### Interface dataset entries

_____

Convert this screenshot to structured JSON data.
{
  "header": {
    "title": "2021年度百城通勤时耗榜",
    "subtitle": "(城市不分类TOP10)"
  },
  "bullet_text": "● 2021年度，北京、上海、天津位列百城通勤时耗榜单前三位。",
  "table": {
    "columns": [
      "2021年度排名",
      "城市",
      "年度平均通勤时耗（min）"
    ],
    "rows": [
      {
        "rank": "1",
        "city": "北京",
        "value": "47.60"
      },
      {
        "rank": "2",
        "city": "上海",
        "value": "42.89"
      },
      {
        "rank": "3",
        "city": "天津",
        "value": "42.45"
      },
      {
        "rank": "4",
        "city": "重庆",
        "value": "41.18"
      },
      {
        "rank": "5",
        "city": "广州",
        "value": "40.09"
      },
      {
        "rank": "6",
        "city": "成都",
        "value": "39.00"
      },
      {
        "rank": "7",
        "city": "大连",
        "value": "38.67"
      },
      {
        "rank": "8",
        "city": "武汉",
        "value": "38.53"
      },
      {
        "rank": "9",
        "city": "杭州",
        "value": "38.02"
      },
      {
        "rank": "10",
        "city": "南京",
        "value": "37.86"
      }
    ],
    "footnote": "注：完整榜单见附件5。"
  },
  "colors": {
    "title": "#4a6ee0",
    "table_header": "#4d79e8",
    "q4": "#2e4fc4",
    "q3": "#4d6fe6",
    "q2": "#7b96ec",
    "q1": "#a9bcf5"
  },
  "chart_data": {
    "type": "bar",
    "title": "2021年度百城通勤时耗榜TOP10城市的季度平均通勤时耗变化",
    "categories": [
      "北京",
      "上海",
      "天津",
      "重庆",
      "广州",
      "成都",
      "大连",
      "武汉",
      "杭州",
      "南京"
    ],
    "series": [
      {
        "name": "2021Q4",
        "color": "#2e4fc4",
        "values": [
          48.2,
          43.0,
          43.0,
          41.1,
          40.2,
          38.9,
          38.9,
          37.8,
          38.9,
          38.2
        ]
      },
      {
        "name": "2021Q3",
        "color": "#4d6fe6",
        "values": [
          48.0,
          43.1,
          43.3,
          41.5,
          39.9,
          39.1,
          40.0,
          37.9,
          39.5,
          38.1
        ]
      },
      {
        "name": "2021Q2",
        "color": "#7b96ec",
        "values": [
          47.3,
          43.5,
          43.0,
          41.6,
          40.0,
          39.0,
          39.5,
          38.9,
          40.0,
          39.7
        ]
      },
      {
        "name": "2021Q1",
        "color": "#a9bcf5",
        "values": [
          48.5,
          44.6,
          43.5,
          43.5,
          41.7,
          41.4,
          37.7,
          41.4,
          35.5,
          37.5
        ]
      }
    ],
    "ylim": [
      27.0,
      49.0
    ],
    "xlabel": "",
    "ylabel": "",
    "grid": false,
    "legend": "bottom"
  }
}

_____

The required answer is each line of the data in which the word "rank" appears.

### Written response
        "rank": "1",
        "rank": "2",
        "rank": "3",
        "rank": "4",
        "rank": "5",
        "rank": "6",
        "rank": "7",
        "rank": "8",
        "rank": "9",
        "rank": "10",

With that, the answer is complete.